→ Work instruction
Report every line in the records below that holds the word "screenshot".

→ Website and app data records
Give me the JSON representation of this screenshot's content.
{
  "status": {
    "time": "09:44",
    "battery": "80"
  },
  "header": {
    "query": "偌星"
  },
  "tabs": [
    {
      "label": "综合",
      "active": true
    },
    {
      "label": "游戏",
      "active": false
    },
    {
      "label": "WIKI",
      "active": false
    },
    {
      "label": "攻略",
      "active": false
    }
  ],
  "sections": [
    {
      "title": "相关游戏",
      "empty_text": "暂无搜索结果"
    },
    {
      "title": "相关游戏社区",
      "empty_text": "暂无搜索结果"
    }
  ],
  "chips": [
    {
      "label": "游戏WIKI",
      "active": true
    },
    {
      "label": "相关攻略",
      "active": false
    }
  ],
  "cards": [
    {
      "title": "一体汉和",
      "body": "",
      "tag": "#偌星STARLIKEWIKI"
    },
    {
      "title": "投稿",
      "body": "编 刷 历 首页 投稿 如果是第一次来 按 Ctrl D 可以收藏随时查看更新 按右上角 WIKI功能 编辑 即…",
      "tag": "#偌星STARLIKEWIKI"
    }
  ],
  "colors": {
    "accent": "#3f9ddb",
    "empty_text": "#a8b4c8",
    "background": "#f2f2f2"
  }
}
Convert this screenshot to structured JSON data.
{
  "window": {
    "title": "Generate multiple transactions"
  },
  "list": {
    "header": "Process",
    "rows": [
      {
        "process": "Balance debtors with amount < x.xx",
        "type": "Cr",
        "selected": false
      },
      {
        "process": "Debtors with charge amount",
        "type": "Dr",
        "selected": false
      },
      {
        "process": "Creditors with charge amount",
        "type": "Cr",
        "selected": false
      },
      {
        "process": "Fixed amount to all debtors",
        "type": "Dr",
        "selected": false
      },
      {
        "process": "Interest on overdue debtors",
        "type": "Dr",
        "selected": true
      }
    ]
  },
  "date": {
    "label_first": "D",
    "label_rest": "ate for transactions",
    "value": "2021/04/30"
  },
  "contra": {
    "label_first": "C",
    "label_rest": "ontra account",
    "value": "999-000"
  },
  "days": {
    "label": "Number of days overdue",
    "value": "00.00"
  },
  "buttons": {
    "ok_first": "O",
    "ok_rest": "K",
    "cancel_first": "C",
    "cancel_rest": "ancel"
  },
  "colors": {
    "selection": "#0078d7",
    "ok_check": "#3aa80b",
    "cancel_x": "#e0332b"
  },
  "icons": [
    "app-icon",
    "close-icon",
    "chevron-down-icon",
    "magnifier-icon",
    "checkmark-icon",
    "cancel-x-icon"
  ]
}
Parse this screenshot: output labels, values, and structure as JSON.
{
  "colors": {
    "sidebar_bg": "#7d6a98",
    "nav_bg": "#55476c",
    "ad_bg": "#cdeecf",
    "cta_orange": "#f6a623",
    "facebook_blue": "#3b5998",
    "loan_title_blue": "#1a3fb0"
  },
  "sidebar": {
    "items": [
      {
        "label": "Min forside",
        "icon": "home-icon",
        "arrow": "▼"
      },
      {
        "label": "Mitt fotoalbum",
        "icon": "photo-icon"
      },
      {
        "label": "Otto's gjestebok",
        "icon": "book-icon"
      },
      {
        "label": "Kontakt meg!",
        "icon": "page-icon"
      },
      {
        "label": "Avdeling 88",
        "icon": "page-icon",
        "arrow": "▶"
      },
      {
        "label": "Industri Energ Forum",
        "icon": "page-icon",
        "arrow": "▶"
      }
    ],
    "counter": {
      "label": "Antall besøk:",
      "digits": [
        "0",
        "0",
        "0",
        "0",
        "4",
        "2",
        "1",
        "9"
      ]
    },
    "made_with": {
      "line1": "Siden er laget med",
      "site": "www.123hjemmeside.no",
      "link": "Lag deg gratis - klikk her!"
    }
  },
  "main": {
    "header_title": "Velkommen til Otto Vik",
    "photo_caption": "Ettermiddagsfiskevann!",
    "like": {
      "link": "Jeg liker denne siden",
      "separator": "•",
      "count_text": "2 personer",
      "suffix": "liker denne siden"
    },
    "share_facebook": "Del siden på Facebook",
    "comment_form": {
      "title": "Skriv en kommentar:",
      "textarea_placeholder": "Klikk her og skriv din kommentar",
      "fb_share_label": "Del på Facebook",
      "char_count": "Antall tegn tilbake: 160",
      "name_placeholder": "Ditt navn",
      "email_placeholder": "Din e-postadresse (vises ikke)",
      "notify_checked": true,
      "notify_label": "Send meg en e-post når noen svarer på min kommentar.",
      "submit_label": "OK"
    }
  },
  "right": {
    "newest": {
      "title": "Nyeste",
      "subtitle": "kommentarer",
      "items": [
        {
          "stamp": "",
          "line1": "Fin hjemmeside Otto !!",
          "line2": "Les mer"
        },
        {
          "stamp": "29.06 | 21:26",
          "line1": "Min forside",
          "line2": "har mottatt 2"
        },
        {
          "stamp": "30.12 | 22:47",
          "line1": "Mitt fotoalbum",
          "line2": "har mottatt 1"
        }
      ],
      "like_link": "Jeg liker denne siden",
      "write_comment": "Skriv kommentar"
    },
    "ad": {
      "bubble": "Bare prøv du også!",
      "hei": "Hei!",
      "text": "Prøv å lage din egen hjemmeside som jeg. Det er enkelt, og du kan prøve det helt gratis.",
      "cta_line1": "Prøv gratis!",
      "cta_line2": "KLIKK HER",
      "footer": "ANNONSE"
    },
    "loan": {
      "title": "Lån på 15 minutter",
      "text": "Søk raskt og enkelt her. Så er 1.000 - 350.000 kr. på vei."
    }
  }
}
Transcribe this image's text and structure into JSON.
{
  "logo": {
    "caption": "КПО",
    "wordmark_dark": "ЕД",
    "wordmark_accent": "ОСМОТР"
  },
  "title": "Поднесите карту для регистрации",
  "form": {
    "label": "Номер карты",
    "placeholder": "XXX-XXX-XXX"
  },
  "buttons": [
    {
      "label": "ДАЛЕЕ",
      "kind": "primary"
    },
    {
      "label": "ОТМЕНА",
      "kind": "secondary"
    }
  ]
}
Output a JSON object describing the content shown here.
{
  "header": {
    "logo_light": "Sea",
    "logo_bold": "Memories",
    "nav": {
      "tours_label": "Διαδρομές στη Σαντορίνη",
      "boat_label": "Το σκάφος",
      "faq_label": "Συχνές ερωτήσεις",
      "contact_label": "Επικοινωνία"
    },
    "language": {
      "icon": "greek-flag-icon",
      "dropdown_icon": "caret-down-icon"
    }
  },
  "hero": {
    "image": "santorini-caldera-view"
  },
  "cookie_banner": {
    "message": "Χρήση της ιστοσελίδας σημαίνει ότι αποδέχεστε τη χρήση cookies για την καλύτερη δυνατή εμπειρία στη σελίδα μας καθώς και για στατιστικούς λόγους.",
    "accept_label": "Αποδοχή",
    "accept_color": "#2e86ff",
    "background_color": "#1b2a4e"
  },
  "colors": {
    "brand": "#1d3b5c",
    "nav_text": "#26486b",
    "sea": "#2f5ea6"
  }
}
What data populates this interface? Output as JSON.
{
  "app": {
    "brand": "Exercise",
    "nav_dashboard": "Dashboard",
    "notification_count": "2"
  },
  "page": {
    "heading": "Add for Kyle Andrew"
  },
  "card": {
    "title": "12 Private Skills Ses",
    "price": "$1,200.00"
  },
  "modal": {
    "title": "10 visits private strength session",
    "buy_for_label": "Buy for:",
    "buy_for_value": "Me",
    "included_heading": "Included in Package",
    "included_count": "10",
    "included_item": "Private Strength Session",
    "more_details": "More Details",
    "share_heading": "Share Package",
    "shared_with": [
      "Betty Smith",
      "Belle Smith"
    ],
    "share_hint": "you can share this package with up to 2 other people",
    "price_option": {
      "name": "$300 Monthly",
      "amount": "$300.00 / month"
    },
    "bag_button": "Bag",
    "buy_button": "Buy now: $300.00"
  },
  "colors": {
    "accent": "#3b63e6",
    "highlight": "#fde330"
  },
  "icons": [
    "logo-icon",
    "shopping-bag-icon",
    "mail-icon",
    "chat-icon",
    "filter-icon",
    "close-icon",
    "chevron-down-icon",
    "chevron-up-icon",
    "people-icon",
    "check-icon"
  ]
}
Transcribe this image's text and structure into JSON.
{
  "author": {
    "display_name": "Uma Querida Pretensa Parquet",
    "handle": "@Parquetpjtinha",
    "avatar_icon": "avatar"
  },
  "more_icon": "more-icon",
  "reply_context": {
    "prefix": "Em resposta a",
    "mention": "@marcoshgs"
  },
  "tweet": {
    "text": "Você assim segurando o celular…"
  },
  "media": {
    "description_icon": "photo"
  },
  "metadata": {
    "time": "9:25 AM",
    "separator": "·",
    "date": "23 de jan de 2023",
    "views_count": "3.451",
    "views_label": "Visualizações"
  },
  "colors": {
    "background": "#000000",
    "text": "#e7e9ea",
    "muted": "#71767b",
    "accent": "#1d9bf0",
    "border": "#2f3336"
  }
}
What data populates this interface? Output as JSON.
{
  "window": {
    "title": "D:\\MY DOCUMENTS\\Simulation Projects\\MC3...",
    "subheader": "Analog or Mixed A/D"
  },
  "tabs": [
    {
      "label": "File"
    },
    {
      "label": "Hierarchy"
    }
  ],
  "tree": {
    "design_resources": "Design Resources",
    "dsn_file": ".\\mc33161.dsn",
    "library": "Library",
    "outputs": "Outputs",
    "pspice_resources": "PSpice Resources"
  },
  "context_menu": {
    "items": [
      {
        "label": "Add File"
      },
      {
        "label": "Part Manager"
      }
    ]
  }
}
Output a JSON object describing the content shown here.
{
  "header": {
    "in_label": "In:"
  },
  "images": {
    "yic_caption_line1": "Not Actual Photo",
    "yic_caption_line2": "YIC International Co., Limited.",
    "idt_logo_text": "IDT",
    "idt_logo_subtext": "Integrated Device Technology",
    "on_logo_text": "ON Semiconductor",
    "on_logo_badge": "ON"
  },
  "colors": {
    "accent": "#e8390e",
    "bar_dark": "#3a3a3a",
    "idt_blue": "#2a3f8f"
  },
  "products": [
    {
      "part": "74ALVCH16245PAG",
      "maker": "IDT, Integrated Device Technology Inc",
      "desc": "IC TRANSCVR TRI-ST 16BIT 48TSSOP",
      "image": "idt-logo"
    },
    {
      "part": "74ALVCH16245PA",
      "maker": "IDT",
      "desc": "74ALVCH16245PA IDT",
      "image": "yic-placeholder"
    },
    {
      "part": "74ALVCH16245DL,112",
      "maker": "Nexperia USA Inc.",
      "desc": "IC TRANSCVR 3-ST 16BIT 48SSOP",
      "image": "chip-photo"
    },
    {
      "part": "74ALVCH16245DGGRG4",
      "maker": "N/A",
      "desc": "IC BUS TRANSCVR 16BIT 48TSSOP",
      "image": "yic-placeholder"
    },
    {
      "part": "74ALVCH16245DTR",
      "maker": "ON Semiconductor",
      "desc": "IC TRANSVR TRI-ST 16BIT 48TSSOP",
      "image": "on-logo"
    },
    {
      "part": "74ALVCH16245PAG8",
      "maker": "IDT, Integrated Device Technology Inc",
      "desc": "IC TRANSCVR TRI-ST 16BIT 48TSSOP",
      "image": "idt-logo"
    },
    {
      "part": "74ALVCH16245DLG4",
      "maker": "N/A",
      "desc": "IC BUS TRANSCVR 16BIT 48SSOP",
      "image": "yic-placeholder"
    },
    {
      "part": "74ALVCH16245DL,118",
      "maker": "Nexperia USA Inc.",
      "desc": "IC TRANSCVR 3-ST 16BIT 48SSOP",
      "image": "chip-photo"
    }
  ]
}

→ Written answer
Give me the JSON representation of this screenshot's content.
Convert this screenshot to structured JSON data.
Parse this screenshot: output labels, values, and structure as JSON.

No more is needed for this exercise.